    Suggestion For Experiment

    Tom, Thanks for the gentle history lesson, I followed the links back to the previous conversations, which I had forgotten, and I can see I owe you an apology for throwing un-thought out and unattributed contributions into the current topic. Going back reading those discussions was to return to an old country with fewer shadows and one in which I seem to be a better thinker! A lot has happened since then. Let me talk as one who in a lab might be called a reed technician. If your intention is to throw light on whether brass reeds sound different to steel ones then I am happy in this instance to do the technical work for you, up to a point, which is to say, if it is not too time consuming. Making a steel reeded assembly is not at all time consuming, one with a brass reed is a little time consuming, mainly in the developing of new skills. So that I can do. I will still have technical clarification questions; the two areas which come to mind have already been touched upon, clearances and brass hardening. Sadly, there are two things I cannot understand. One is the concepts you express as equations. In another lifetime perhaps. The other is the technical terms you use ie. " Mathematically, it is called a non-dissipative (frictionless), homogeneous formulation, and the utility of it is that it (along with its boundary conditions) provides the eigenfunctions for any type of bar vibration consistent with its underlying simplifications..." and etc for the rest of the paragraph.

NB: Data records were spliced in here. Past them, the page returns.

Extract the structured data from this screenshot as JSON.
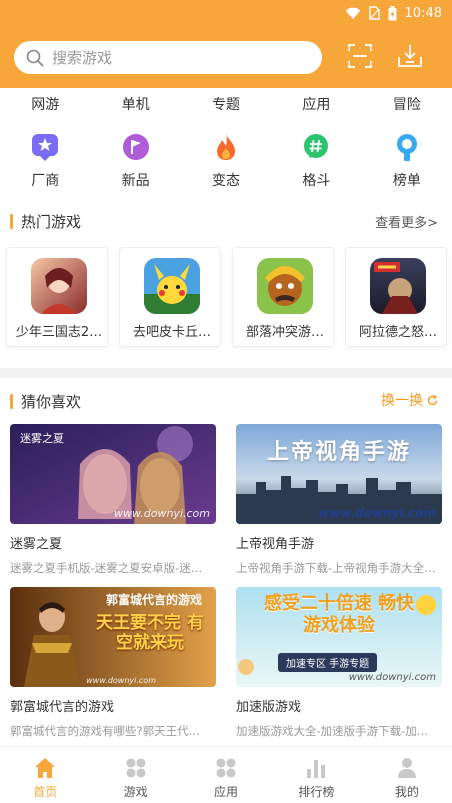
{
  "status_bar": {
    "time": "10:48"
  },
  "search": {
    "placeholder": "搜索游戏"
  },
  "nav": [
    "网游",
    "单机",
    "专题",
    "应用",
    "冒险"
  ],
  "categories": [
    {
      "label": "厂商",
      "icon": "star-badge-icon",
      "color": "#7b6cf6"
    },
    {
      "label": "新品",
      "icon": "flag-icon",
      "color": "#b05bd8"
    },
    {
      "label": "变态",
      "icon": "flame-icon",
      "color": "#f86a2b"
    },
    {
      "label": "格斗",
      "icon": "hashtag-icon",
      "color": "#2cc56f"
    },
    {
      "label": "榜单",
      "icon": "medal-icon",
      "color": "#3aa8f0"
    }
  ],
  "hot": {
    "title": "热门游戏",
    "more": "查看更多>",
    "games": [
      {
        "name": "少年三国志2…"
      },
      {
        "name": "去吧皮卡丘…"
      },
      {
        "name": "部落冲突游…"
      },
      {
        "name": "阿拉德之怒…"
      }
    ]
  },
  "guess": {
    "title": "猜你喜欢",
    "refresh": "换一换",
    "items": [
      {
        "title": "迷雾之夏",
        "desc": "迷雾之夏手机版-迷雾之夏安卓版-迷…",
        "image_text": "迷雾之夏",
        "watermark": "www.downyi.com"
      },
      {
        "title": "上帝视角手游",
        "desc": "上帝视角手游下载-上帝视角手游大全…",
        "image_text": "上帝视角手游",
        "watermark": "www.downyi.com"
      },
      {
        "title": "郭富城代言的游戏",
        "desc": "郭富城代言的游戏有哪些?郭天王代…",
        "image_text": "郭富城代言的游戏",
        "image_text2": "天王要不完 有空就来玩",
        "watermark": "www.downyi.com"
      },
      {
        "title": "加速版游戏",
        "desc": "加速版游戏大全-加速版手游下载-加…",
        "image_text": "感受二十倍速 畅快游戏体验",
        "image_text2": "加速专区 手游专题",
        "watermark": "www.downyi.com"
      }
    ]
  },
  "tabs": [
    {
      "label": "首页",
      "icon": "home-icon",
      "active": true
    },
    {
      "label": "游戏",
      "icon": "games-icon"
    },
    {
      "label": "应用",
      "icon": "apps-icon"
    },
    {
      "label": "排行榜",
      "icon": "ranking-icon"
    },
    {
      "label": "我的",
      "icon": "profile-icon"
    }
  ],
  "colors": {
    "accent": "#f7a63a",
    "refresh": "#f39c1e"
  }
}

I have no doubt I could get there eventually on that sentence but I have not the will nor the time. So in order for us to get to what you want I will need you to be very prescriptive in simple terms. The aim, the projected method, how it will be tested. So far I have the initial aim as, to test whether the two sample reeds, steel and brass, will vibrate the same way. The method is; to make two reed assemblies, one with a steel reed, the other with brass, both with the same bar profile, width and length. The brass one to be 1.41 as thick as the steel. Evaluation methods yet to be discussed. Later we will look at timbre. How am I going?
  14. Chris Ghent

    Suggestion For Experiment

    Hello Tom and Johann I could do this but not until at least June. I have never seen/heard what I would call a quality brass reed ie. one with excellent clearance between reed and frame. Consequently when people say brass reeds sound different to steel I wonder if it is a quality difference we are hearing more than or as much as an intrinsic material difference. This is similar to the argument "later Wheatstones are not as good as early ones. Later Wheatstones have aluminium reed frames. Aluminium frames are not as good". So while the test would need to be simple in order to get done can I suggest the clearance between tongue and frame would need to be consistent across both examples? If brass reeds were to create a different and warmer sound than steel then it will be for a specific scientific reason, not because they are honey coloured. My guess is they would have a different stiffness and for this reason it would be interesting to be able to measure the tip speed of the reeds. This might not need fancy equipment, maximum tip height above the frame could be used in conjunction with hertz to calculate a speed. This would mean we could see if any difference in higher partials and consequent tone might be explained by tip speed. The time involved to create the steel reed assembly would not be great, but sourcing brass at the right hardness would be an issue, starting with an ignorance of what that hardness might ideally be and even how it is measured in brass. So, a few questions ; does banging it with a hammer to work harden it only create a zone of surface hardness? What happens when you file it to create a profile, does it lose its hardness on the top? All of the brass I have here is "free machining", ie. includes a small percentage of lead. Can this be used? Does anyone have a working comparative knowledge of steel and brass profiles? Would brass and steel deliver the same pitch for the same physical profile and length and width dimensions? So many questions... An afterthought, perhaps the thing to do would be to get a brass reed assembly and copy it in steel.
  15. Chris Ghent

    Very Small Reeds

    Are the small reeds any smaller than those at the dog whistle end of a Wheatstone extended treble EC..?